Age is no barrier for a good fencer, but only if they want to make fencing their hobby.
They enter professional sport early – at the age of 8-10, the cut-off point is 12, and that’s considered late. But even amateurs can compete with each other in this art, participating in tournaments and improving their category. So age really doesn’t matter that much. But health condition can be a hindrance on the way to fulfilling a musketeer or pirate dream.
If a person has problems with their back, knees, calf muscles and Achilles tendon, unfortunately, this is not the kind of leisure activity they want to do – active work on these areas requires that they must be in good working order. Common contraindications to active sports include heart problems. Fencing is no exception, so if you have these problems, choose a calmer hobby. But as long as your heart and all the other parts of your body are OK, you can still take up arms and tackle the ancient art of fencing.
One, two, three – where to start?
Step one is getting your kit. A regular tracksuit will do for you and you will need trainers with a thick sole to protect your foot while doing squats. There are even special trainers for fencers that are quite affordable.
You don’t need a gun or a fencing suit at the first stage. When you pass the first stage of training and the second one on your way to the goal (learn to stand, lunge and move), your instructor will explain what you need to buy.
The third obligatory part is the warm-up. Without it, no competent teacher will allow you to start classes. In addition to classical exercises, known since school, warm-up includes exercises that strengthen leg muscles and endurance (cross steps, walking and half-and full crouch, etc.) Much attention is paid to stretching.
Training: nuances and types.
Beginners usually think that fencing training is just a fight. In reality, however, it is preceded by a technique and a practical part. To practise their technique, athletes are paired up, but there is no time or score limit, they just attack and defend, polishing their skills.
Combat sparring is not a competition yet, but it is as close to it as possible: it assumes a winning and losing side. The latter kind of training is as close to a competition as possible, e.g. fights can be held between representatives of different schools. Here everything is serious: diplomas, medals and the taste of victory. Safety precautions and injuries. First aid Any sport is at risk of injury, but the extent to which injuries are serious depends on the attitude of the individual. If you follow all of your trainer’s advice, the risk of bruises and sprains (the most common fencing injury) will be minimised.
If you do get a sprain, apply a cold compress to the injured part of your leg, then wrap a bandage around it and let it rest for at least a day.
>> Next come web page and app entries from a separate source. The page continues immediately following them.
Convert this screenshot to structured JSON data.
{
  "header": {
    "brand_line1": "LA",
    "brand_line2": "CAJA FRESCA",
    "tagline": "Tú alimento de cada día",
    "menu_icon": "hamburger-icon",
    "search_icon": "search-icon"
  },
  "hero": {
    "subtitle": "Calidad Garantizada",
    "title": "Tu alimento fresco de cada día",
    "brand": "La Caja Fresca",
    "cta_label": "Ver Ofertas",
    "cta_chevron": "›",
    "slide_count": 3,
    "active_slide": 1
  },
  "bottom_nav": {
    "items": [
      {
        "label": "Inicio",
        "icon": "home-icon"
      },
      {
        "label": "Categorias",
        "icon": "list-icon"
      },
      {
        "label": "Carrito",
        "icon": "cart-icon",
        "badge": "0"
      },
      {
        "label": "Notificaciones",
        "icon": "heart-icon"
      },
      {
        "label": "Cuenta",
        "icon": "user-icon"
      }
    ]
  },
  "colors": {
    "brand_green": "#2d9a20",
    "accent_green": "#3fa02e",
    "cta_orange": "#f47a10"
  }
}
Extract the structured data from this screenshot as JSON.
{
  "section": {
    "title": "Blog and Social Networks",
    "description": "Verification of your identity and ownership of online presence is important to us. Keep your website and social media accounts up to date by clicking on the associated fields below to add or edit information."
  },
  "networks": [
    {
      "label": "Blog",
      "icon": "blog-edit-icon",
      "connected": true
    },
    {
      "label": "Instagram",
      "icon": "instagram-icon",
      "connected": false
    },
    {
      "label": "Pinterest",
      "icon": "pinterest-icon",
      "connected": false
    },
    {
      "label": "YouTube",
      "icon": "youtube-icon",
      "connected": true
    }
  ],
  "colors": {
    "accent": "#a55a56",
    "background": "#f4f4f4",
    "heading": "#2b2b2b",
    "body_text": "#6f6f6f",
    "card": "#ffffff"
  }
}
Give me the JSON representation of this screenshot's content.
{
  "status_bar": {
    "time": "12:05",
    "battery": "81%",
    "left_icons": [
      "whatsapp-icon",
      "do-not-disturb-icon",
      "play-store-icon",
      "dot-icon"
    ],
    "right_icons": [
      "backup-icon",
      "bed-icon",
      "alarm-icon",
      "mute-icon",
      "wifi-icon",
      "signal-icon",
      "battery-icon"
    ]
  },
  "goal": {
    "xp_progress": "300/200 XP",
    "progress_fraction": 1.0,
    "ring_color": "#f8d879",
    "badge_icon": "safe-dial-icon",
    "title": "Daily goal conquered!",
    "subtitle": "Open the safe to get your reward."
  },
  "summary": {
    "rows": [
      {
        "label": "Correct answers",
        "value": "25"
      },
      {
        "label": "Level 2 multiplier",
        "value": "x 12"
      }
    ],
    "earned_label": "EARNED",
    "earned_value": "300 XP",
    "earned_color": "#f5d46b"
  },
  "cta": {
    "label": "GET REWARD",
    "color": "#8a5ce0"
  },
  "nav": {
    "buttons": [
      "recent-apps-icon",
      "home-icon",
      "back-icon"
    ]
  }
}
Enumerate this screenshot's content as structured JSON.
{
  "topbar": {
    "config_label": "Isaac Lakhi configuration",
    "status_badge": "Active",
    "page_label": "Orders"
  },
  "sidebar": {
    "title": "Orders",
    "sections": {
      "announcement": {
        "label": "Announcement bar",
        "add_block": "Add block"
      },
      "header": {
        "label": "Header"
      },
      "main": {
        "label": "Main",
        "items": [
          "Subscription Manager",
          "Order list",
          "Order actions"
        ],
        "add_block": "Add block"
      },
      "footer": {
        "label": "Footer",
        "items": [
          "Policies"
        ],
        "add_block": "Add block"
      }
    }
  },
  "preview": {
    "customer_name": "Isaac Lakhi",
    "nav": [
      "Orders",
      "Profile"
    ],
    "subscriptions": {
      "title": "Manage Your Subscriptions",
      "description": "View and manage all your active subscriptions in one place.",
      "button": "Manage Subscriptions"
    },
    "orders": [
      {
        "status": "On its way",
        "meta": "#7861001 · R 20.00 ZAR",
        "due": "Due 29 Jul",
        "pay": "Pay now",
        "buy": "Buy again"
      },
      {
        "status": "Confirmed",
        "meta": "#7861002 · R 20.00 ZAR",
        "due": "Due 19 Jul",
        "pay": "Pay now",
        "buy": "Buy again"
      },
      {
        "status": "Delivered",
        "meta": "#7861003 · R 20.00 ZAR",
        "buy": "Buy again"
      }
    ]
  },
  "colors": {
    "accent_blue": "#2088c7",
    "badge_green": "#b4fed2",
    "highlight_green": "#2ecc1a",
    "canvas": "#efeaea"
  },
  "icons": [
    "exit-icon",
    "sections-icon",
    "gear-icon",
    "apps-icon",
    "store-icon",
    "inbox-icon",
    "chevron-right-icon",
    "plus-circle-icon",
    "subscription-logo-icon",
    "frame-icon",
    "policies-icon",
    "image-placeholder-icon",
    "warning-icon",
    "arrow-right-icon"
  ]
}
Cold will also help, as it will help the swelling go down more quickly.
Where to study If you’re a beginner and you’re no longer a child (normal fencing schools accept kids under 20 at most), you should choose a private institution. But in any case you will need a certificate of the appropriate form, which certifies that you are ready for physical exertion. With a little preparation and a lot of effort afterwards, your dream of a musketeer’s cape or a pirate’s hat is sure to come true!